┌─ Extracted data
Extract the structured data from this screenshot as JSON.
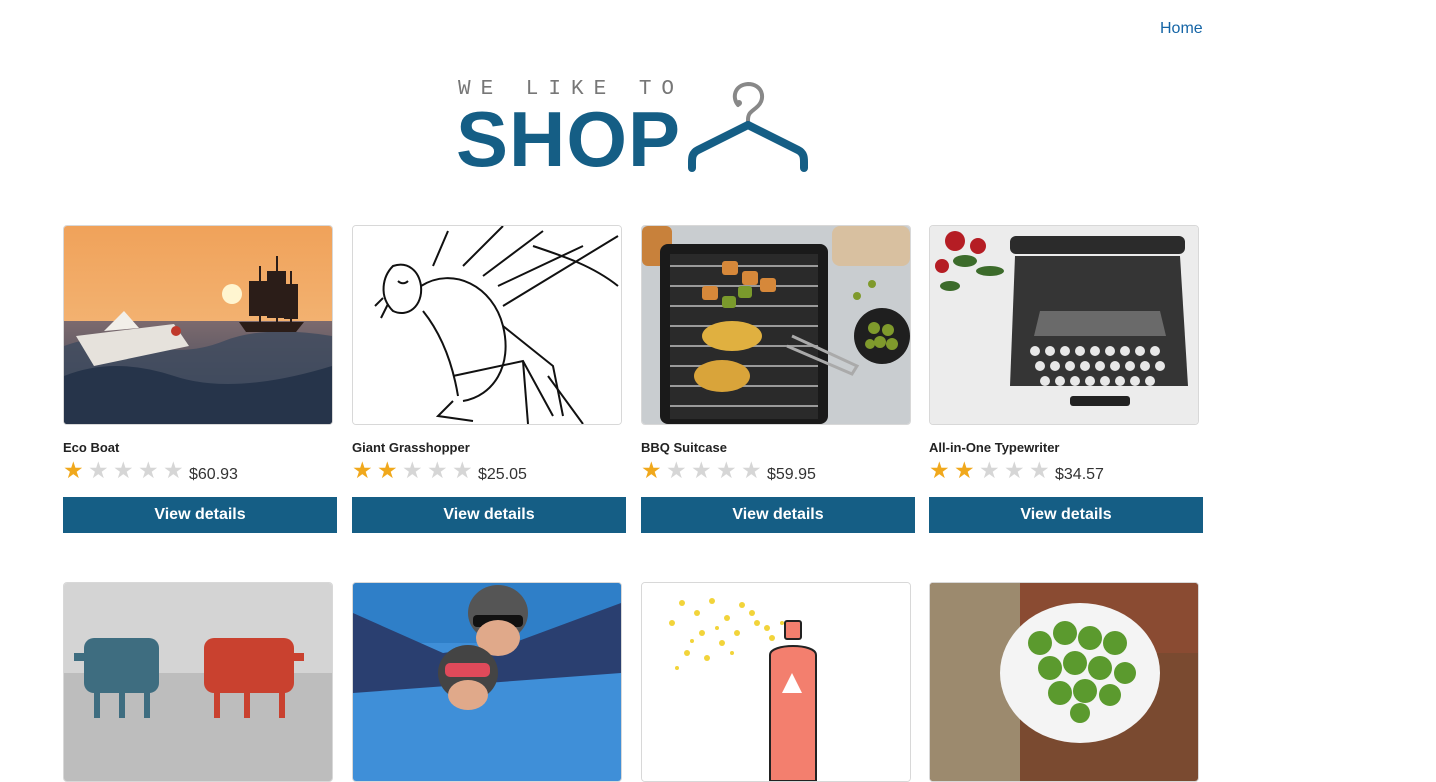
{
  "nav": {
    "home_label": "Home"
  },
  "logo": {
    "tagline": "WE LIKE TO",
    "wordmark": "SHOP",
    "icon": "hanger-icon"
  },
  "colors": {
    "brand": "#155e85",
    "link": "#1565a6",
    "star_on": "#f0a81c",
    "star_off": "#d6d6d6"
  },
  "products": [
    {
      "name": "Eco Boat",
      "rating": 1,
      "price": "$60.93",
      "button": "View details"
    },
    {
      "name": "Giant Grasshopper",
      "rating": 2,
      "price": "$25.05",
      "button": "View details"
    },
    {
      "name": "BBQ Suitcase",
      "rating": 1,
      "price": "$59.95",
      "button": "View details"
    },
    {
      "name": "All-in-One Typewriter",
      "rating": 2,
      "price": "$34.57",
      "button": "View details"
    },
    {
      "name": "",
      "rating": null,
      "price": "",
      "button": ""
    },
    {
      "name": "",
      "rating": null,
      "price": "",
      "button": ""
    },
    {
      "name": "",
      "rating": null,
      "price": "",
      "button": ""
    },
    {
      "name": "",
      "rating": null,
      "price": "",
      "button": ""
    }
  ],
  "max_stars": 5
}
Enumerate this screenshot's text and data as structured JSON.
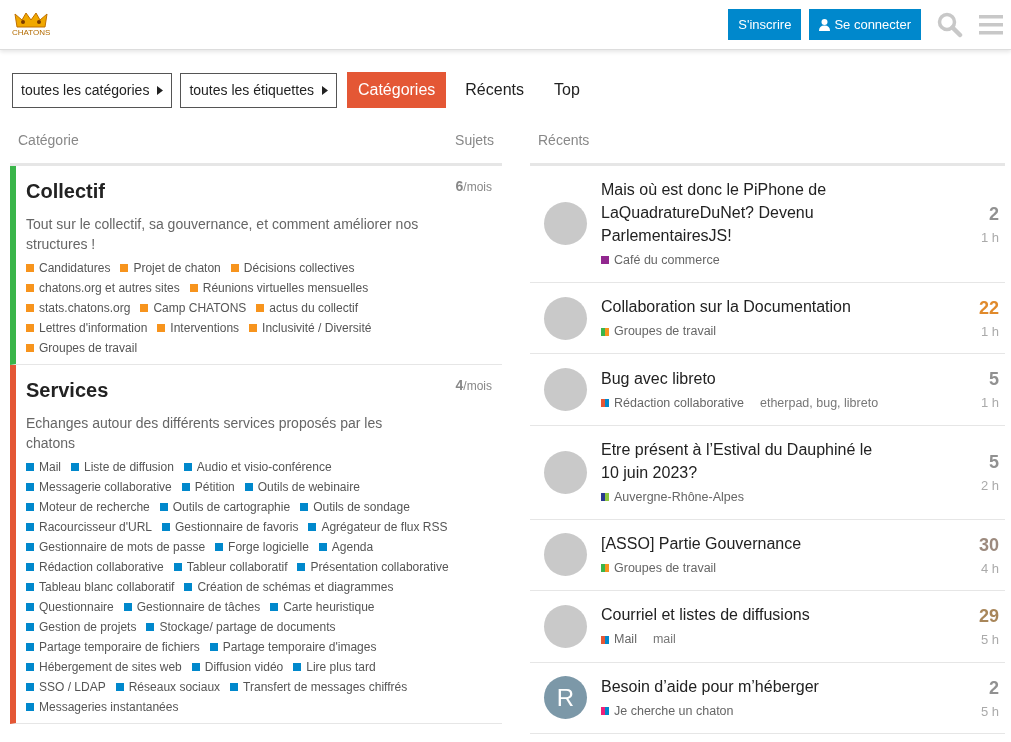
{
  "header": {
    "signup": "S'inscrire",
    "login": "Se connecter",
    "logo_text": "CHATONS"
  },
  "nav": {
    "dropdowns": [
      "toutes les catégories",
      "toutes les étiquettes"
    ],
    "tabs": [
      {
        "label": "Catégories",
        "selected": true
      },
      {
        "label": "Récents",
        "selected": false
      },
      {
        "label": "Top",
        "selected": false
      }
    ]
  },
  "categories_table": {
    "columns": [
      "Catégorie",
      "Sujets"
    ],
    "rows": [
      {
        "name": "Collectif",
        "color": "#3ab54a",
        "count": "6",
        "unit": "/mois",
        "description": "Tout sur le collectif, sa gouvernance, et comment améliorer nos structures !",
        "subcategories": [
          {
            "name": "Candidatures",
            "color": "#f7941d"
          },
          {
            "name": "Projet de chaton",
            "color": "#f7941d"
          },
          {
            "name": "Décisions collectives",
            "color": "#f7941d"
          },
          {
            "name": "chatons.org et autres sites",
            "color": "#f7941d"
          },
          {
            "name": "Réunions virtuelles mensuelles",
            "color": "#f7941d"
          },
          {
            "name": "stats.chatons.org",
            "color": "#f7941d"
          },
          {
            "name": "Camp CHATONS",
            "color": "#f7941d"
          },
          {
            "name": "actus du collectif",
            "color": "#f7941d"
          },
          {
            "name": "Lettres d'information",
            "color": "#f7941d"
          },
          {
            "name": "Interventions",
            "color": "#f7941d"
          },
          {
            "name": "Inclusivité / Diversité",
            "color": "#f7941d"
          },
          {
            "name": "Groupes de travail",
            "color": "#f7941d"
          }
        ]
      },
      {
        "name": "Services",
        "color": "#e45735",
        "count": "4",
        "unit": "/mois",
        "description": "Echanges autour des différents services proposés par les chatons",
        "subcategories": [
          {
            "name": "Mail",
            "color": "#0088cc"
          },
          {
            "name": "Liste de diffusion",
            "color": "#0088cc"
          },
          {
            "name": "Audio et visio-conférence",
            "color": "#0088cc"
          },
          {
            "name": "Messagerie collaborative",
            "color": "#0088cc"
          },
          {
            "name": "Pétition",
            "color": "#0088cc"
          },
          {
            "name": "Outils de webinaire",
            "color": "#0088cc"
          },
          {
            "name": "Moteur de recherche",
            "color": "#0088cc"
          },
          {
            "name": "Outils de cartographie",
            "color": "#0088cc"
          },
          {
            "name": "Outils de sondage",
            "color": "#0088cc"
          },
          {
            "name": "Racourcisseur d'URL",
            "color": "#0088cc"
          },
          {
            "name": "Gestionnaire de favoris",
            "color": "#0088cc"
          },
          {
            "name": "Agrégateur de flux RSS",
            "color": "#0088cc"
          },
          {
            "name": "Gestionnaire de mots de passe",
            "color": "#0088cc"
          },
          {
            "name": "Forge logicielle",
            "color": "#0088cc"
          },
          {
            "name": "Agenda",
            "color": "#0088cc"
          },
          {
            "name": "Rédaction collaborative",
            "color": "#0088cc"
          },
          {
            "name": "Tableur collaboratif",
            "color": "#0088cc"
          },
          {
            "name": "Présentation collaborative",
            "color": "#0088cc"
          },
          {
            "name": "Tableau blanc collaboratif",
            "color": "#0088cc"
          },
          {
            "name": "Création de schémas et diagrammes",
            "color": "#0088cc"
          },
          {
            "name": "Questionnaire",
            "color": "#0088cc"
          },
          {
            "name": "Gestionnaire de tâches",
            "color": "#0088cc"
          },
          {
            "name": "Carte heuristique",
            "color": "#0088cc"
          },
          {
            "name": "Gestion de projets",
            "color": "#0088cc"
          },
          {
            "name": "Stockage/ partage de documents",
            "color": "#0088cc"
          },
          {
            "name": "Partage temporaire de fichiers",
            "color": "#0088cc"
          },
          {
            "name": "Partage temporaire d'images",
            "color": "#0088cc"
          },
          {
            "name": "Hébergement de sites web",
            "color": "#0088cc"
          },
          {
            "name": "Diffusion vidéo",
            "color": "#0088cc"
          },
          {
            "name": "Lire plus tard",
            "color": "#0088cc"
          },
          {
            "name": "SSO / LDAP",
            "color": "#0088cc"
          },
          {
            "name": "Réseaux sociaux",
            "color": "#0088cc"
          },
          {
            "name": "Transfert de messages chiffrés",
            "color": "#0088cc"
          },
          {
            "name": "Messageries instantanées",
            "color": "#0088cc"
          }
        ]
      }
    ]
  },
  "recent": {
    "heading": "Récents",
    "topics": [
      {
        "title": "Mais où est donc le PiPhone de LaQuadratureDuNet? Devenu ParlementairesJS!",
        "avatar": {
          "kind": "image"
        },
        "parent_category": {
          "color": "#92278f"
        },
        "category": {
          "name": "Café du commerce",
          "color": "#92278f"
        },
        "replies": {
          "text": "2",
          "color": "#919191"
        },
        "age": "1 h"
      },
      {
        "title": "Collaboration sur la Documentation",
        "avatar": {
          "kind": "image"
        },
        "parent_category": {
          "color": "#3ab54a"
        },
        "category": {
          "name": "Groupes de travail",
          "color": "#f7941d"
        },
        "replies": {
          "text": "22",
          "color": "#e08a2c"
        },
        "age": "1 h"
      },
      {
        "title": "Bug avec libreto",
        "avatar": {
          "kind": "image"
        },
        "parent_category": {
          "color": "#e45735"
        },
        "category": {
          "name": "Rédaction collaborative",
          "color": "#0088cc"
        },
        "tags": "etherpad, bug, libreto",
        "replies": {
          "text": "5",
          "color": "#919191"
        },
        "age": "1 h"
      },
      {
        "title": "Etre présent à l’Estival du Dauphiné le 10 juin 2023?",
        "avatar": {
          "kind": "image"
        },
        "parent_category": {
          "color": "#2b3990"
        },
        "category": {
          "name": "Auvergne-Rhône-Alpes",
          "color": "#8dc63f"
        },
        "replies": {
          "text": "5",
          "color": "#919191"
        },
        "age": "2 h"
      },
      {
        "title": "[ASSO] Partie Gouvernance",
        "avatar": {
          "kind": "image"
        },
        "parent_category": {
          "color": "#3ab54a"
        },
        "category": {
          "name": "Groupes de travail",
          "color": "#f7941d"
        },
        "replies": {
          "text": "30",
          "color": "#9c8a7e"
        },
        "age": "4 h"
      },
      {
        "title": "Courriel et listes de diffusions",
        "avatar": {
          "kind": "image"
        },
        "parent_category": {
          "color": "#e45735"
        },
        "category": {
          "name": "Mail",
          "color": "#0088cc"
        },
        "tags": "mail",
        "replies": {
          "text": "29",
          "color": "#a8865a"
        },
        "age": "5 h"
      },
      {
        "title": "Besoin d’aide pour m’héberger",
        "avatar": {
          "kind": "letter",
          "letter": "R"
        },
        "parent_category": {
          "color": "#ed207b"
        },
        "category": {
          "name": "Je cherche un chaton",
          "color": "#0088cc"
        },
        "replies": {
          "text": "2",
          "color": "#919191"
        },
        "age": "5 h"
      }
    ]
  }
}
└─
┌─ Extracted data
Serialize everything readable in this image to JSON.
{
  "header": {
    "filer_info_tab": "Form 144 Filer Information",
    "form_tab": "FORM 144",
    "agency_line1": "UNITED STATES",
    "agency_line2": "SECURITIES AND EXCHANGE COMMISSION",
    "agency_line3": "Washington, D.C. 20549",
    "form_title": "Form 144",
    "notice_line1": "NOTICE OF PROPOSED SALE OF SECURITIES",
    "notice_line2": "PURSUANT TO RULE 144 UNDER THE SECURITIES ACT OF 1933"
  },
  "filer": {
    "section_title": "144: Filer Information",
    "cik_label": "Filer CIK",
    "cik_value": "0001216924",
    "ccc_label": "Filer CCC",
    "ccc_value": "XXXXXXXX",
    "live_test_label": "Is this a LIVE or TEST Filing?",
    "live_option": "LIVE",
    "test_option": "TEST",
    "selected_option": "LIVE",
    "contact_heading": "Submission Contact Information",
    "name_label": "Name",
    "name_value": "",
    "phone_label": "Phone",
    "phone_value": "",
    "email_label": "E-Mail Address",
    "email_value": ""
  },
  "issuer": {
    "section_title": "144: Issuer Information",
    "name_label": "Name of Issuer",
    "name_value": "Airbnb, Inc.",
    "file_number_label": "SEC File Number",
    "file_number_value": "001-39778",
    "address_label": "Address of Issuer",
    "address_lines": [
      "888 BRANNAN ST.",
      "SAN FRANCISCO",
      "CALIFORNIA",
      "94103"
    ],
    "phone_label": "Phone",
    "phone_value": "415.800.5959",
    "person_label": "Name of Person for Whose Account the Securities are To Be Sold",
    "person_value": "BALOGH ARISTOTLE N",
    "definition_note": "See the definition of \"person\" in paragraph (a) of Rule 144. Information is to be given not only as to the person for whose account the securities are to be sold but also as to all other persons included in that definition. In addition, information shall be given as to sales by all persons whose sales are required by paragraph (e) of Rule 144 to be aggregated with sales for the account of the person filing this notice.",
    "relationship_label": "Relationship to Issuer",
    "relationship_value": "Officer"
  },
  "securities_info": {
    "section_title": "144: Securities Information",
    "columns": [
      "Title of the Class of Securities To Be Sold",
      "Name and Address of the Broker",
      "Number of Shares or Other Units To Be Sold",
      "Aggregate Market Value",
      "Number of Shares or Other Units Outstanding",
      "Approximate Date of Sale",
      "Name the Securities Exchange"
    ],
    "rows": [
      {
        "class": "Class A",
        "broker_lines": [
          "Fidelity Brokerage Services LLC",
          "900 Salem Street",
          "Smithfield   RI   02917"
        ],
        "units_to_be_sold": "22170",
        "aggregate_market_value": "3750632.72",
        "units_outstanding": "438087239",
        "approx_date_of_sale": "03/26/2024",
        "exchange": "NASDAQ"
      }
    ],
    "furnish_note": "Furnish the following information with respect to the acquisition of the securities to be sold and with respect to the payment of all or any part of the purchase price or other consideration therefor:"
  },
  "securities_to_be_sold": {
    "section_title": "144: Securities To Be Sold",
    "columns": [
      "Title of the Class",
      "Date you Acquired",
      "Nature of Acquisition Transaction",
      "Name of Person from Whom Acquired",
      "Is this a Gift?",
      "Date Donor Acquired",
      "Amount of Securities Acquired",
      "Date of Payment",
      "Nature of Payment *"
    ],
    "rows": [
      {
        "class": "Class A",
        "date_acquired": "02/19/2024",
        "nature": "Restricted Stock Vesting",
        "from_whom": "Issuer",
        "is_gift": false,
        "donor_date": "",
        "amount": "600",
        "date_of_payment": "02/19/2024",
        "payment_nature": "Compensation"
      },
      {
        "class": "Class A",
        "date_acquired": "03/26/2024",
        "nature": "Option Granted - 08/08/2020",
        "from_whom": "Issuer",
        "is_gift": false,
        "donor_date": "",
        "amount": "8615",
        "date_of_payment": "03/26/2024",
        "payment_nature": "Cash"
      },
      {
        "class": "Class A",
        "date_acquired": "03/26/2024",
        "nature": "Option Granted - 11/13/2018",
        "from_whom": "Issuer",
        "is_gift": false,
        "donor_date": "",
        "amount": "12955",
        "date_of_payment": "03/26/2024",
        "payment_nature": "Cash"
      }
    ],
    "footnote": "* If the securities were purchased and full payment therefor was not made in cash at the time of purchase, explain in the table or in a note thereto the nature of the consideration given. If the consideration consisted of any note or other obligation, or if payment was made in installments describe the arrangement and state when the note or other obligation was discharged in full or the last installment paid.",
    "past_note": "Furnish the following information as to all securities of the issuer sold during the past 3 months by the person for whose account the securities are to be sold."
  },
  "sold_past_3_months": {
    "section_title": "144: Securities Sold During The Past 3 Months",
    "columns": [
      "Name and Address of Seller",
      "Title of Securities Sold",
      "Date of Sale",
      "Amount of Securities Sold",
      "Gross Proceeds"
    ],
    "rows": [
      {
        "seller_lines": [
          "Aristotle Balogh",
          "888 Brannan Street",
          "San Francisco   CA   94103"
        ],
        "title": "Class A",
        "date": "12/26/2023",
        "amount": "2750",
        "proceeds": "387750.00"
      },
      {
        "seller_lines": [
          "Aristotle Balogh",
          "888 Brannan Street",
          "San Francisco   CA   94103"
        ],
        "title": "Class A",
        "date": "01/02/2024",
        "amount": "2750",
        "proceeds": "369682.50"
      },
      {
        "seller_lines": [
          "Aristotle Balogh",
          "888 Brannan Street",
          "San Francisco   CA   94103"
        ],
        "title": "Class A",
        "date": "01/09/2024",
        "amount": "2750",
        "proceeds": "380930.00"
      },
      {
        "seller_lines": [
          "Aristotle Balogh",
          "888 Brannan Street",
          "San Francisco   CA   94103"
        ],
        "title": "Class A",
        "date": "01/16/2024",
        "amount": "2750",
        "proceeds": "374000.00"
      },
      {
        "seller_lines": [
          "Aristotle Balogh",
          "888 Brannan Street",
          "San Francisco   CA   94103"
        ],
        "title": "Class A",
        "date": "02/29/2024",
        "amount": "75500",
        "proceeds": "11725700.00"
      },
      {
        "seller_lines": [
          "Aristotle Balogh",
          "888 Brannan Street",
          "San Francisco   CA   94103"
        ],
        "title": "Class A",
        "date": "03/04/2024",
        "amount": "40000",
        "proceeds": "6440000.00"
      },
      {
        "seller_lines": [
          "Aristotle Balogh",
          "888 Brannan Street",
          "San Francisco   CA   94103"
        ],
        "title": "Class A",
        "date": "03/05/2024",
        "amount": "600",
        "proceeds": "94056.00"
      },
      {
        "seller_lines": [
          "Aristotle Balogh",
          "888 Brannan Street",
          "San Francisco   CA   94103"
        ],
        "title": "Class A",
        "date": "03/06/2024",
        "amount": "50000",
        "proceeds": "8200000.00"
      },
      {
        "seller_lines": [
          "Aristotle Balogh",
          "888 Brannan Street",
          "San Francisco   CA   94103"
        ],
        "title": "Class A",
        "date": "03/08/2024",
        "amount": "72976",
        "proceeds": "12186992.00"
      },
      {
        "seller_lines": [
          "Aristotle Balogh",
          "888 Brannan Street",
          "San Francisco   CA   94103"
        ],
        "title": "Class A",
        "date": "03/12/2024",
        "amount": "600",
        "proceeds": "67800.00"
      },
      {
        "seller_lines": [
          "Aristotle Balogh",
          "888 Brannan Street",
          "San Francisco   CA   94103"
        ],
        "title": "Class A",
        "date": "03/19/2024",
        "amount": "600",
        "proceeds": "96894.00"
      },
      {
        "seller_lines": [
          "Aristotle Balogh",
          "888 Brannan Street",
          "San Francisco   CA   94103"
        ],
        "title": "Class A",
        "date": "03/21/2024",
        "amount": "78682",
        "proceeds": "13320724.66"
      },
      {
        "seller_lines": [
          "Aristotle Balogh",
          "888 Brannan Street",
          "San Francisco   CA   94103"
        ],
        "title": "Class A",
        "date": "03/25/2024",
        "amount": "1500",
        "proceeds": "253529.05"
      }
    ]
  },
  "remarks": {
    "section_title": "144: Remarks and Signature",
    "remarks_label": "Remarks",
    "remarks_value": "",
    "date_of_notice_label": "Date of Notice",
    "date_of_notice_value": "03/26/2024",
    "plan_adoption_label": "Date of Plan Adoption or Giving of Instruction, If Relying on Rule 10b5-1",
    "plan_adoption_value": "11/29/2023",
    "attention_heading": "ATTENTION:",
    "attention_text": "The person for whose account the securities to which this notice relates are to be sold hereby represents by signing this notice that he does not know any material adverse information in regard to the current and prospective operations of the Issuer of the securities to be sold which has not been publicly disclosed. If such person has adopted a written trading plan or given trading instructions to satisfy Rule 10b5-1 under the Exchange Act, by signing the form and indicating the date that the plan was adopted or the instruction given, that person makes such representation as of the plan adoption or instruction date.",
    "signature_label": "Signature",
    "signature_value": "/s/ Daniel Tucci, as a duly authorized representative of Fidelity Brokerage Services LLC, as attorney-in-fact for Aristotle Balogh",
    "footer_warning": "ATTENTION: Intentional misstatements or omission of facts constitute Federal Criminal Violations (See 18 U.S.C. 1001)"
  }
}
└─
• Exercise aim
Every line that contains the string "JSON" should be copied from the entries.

• Written answer
Extract the structured data from this screenshot as JSON.
Enumerate this screenshot's text and data as structured JSON.
Serialize everything readable in this image to JSON.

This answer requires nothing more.